◆ About this exercise
Which lines in the records below mention the word "Summary"? Copy each one out.

The data section start

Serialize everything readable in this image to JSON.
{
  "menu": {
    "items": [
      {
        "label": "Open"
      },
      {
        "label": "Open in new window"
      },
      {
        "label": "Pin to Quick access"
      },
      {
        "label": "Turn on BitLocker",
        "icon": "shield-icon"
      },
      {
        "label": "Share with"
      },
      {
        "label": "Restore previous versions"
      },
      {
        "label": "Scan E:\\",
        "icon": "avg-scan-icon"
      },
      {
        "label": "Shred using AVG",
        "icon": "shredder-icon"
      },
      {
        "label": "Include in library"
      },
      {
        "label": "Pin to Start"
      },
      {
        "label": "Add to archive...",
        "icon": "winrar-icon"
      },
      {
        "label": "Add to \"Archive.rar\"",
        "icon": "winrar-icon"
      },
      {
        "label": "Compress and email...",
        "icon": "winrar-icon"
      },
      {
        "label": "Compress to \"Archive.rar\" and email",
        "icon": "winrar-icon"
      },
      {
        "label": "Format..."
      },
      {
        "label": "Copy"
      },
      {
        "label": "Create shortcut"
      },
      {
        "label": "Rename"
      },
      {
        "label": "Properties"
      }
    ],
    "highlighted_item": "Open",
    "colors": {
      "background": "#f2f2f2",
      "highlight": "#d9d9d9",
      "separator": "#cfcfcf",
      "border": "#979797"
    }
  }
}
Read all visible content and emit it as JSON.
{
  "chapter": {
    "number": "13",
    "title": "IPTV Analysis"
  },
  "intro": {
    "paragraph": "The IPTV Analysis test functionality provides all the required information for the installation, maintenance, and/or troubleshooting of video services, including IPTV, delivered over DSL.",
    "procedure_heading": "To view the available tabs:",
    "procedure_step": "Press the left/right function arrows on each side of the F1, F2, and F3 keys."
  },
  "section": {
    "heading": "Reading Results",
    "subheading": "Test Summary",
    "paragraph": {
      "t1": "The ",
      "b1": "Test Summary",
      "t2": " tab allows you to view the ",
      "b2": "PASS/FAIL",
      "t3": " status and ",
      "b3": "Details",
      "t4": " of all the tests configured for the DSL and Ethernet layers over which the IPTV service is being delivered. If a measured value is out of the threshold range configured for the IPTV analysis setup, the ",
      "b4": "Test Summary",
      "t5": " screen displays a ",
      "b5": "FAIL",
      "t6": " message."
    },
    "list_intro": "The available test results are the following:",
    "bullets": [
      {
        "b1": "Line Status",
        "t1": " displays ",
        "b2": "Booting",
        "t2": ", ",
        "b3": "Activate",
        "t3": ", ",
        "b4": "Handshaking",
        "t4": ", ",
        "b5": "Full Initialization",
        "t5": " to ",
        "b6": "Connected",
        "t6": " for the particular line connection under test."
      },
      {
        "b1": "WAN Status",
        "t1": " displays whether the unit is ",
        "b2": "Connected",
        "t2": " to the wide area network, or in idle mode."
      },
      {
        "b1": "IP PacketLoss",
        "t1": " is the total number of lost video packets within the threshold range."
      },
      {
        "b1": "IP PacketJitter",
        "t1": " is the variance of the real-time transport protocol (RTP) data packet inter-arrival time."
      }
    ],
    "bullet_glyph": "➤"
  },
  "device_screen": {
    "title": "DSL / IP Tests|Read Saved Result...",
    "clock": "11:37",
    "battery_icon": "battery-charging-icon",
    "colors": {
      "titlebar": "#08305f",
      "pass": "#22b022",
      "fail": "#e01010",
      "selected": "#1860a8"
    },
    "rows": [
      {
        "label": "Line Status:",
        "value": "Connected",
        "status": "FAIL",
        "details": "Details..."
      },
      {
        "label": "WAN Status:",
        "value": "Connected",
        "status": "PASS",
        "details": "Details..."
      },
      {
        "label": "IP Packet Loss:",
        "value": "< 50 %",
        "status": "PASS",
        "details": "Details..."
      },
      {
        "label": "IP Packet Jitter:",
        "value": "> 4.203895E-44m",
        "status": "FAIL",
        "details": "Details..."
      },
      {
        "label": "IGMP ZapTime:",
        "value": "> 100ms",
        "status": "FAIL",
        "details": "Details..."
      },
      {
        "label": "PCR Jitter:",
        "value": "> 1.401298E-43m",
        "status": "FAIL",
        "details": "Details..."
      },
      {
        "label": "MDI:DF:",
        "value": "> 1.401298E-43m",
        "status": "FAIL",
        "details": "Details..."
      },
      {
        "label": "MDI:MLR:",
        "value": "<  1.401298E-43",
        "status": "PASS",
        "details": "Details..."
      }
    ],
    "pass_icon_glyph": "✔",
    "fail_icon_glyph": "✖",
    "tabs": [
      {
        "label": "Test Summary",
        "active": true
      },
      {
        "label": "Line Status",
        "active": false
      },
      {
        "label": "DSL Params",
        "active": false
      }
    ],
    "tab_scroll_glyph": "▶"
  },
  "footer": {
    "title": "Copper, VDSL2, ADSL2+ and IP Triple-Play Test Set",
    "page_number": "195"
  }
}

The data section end

◆ Response box
    "subheading": "Test Summary",
      "b1": "Test Summary",
      "b4": "Test Summary",
        "label": "Test Summary",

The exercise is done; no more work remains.